- Always pour acids slowly into water, NEVER POUR WATER INTO ACIDS.
- Avoid touching any electrical equipment with wet hands. Install shock proof outlets in darkroom.
- Follow instruction for proper disposal of all chemicals. Wash yourself and any equipment that has come into contact with any chemicals.
- Store all chemicals properly. Use safety caps or lock up chemicals to prevent other people and pets coming into contact with potential danger.
The Health and Safety at Work Act 1974 is a piece of legislation referring to occupational health and safety in the UK. It is responsible for enforcing the Act relevant to the occupation, including the photographic industry.
- Decide what harm you in your job and take precautions to prevent it. I.e. risk assessment.
- In a way you can understand, explain how risks will be controlled and tell you who is responsible for this.
- Consult and work with you and your health and safety representatives in protecting everyone from harm in the workplace.
- Free of charge, give you the health and safety training required to complete your role.
- Free of charge, provide you with any equipment and protective clothing you need and ensure that it is properly looked after.
- Provide toilets, washing facilities and drinking water.
- Provide adequate first aid facilities.
- Report major incidents and fatalities at work to: Incident Contact Centre on 0345 3009923 and report any other diseases and dangerous incidents to http://www.hse.gov.uk
- Have insurance that covers you in case of injury or illness at work and display a copy of the insurance certificate where you can easily read it.
- Work with any other employers or contractors sharing the work place, or providing employees (such as agency workers), so that everyone’s health and safety is protected.
- Follow the training you have received when using any work items your employer has given to you.
- Take reasonable care of your own and other’s health and safety.
- Co-operate with your employer on health and safety.
- Tell someone (your manager, supervisor, or health and safety representative) if you think the work or inadequate precautions are putting anyone’s health and safety at risk.
Health and Safety in Photography Studio:
- Tripping: Camera stands, props, tripods. Ensure the lights/fittings are secure on the stands and that there is sufficient space for everyone to move around without tripping/collision hazard.
- Bumps: Hanging lights, Soft Boxes/Wafers
- Electricity: Most of the cables are wired upwards and do not cause risk of tripping.
- Light: Flashlight is very strong and can damage the eyes, photographers, helpers and models should avoid unnecessary exposure to flash photography. Covers need to be removed before switching on the lamps and fittings should be attached prior to the lamps heating up. When closing down never lay cables or anything else over hot lamps. Turn the lights down to their lowest and discharge the power before switching off.

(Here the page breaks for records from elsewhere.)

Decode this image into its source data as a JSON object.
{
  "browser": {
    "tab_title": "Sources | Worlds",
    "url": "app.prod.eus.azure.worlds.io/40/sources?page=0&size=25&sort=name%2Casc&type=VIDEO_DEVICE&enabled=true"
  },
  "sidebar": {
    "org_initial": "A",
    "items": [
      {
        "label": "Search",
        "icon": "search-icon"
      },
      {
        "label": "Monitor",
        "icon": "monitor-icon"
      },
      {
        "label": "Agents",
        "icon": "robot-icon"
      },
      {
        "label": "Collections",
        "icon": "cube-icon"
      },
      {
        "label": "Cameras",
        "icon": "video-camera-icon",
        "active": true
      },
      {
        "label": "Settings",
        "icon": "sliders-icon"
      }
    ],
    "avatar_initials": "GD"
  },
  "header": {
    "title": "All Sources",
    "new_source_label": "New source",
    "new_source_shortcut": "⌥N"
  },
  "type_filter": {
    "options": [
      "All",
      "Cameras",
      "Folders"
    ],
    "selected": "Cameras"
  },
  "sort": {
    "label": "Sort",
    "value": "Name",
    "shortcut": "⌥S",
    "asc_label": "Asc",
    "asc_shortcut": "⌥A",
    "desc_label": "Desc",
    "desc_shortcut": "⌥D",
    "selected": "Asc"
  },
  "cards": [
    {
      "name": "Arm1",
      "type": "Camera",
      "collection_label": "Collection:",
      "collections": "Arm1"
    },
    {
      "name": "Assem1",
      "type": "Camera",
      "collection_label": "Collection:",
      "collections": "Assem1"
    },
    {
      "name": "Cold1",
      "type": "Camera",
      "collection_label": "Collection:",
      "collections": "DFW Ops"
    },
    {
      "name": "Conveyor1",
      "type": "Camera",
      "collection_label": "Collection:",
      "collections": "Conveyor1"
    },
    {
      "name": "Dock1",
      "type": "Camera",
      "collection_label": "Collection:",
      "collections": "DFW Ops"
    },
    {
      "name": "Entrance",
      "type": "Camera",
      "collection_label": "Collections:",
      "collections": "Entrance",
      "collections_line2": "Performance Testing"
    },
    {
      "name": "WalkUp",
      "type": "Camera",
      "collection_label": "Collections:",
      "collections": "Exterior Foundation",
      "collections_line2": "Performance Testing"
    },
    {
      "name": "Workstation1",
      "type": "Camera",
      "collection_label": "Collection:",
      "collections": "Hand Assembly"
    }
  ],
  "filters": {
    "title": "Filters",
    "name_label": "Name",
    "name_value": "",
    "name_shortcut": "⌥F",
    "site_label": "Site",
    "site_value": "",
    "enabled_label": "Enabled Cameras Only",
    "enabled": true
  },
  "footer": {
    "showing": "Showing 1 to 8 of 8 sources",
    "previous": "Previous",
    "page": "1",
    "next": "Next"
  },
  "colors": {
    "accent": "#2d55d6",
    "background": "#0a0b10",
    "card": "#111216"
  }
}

- Darkness: The low light in the studio presents a hazard in itself. Various props, wires and camera stands are less evident in the dark. When using the studio, users should not rely on their usual senses. Extra attention needs to be paid, taking an extra look around before making movements, taking notice of where things are.
- Heat: The flashlights become incredible hot and could cause severe burns. They should never be handled.
- Cables should always be laid where they do not create any hazards. Where this cannot be done gaffer tape should be used to secure the to the floor/walls.
- At the end of the session all equipment should be safely removed to the edges of the studio.
- Never leave the studio unattended.
NATIONAL POISON INFORMATION SERVICE, (2016). Links and Information. [Online] Available from: https://www.toxbase.org/ [Accessed: 18 April 2016]
HEALTH AND SAFETY EXECUTIVE, (1974). Health and Safety at Work ect Act 1974. [Online] Available from: http://www.hse.gov.uk/legislation/hswa.htm [Accessed: 18 April 2016]
HEALTH AND SAFETY EXECUTIVE, (2009). Health and Safety Law: What You Need To Know. [Online] Available from: http://www.hse.gov.uk/pubns/law.pdf [Accessed: 18 April 2016]
UNIVERSITY OF HAWAII, (2007). Darkroom Hazards pdf. [Online] Available from: http://www.hawaii.edu/art/photography/206_handouts/206_Darkroom_hazards.pdf [Accessed: 18 April 2016]